[to top of second column]
"Clearly it saves lives," said Dr. Stephen Swensen of the Mayo Clinic, among the 33 sites that conducted the massive study. But, because it carries the burden of unnecessary tests and treatment, "society has to figure out if we can afford this."
"We want to make sure what we recommend is appropriate rather than everybody going out and asking for it," added Dr. Edward F. Patz Jr. of Duke University, who was on the committee that helped design and oversee the study.
The new trial enrolled people ages 55 to 74 who are or had been very heavy smokers, puffing at least 30 "pack-years," the equivalent of a pack a day for 30 years or two packs a day for 15 years. They had one scan a year -- either spiral CT or a standard chest X-ray -- for three years, and then had their health tracked.

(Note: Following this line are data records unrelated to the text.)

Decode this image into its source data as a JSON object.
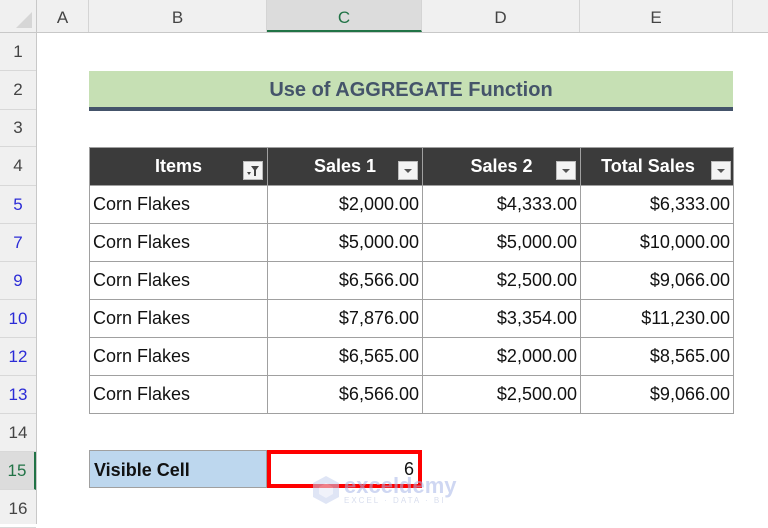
{
  "columns": [
    "A",
    "B",
    "C",
    "D",
    "E"
  ],
  "selected_column": "C",
  "rows": [
    "1",
    "2",
    "3",
    "4",
    "5",
    "7",
    "9",
    "10",
    "12",
    "13",
    "14",
    "15",
    "16"
  ],
  "selected_row": "15",
  "title": "Use of AGGREGATE Function",
  "table": {
    "headers": [
      {
        "label": "Items",
        "filter_icon": "filter-active-icon"
      },
      {
        "label": "Sales 1",
        "filter_icon": "dropdown-arrow-icon"
      },
      {
        "label": "Sales 2",
        "filter_icon": "dropdown-arrow-icon"
      },
      {
        "label": "Total Sales",
        "filter_icon": "dropdown-arrow-icon"
      }
    ],
    "rows": [
      {
        "item": "Corn Flakes",
        "sales1": "$2,000.00",
        "sales2": "$4,333.00",
        "total": "$6,333.00"
      },
      {
        "item": "Corn Flakes",
        "sales1": "$5,000.00",
        "sales2": "$5,000.00",
        "total": "$10,000.00"
      },
      {
        "item": "Corn Flakes",
        "sales1": "$6,566.00",
        "sales2": "$2,500.00",
        "total": "$9,066.00"
      },
      {
        "item": "Corn Flakes",
        "sales1": "$7,876.00",
        "sales2": "$3,354.00",
        "total": "$11,230.00"
      },
      {
        "item": "Corn Flakes",
        "sales1": "$6,565.00",
        "sales2": "$2,000.00",
        "total": "$8,565.00"
      },
      {
        "item": "Corn Flakes",
        "sales1": "$6,566.00",
        "sales2": "$2,500.00",
        "total": "$9,066.00"
      }
    ]
  },
  "summary": {
    "label": "Visible Cell",
    "value": "6"
  },
  "watermark": {
    "name": "exceldemy",
    "tagline": "EXCEL · DATA · BI"
  },
  "colors": {
    "title_fill": "#c6e0b4",
    "title_text": "#44546a",
    "header_fill": "#3b3b3b",
    "summary_fill": "#bdd7ee",
    "highlight_border": "#ff0000",
    "filtered_row_number": "#2b2bd6",
    "excel_green": "#217346"
  }
}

NCI's Varmus stressed that the study provided no data on whether screening helped lighter or younger smokers.
There were risks. The CTs frequently mistake scar tissue from an old infection or some other benign lump for cancer, giving about 25 percent of the spiral CT recipients a false alarm. In an earlier Mayo Clinic study of spiral CTs, more than 70 percent had a false alarm, because that study monitored even smaller lung nodules that the newer study ignored, Swensen said.
Then there's the radiation question. The new study used low-dose spiral CTs, equivalent to the radiation from a mammogram. That's far lower than the radiation emitted by regular CT scans used to diagnose various medical conditions, but several times more than is emitted by a standard X-ray.
The NCI will analyze whether the radiation exposures from the three scans in this study changed a smoker's lifetime risk of other radiation-related cancers. Doses can be vary widely at different hospitals using different scanners, but any CTs used for screening should be low-dose, Swensen said.
Copyright 2010 The Associated Press. All rights reserved. This material may not be published, broadcast, rewritten or redistributed.
< Recent articles
Back to top
News | Sports | Business | Rural Review | Teaching & Learning | Home and Family | Tourism | Obituaries
Law & Courts |
Spiritual Life |
Health & Fitness |
Calendar | Letters to the Editor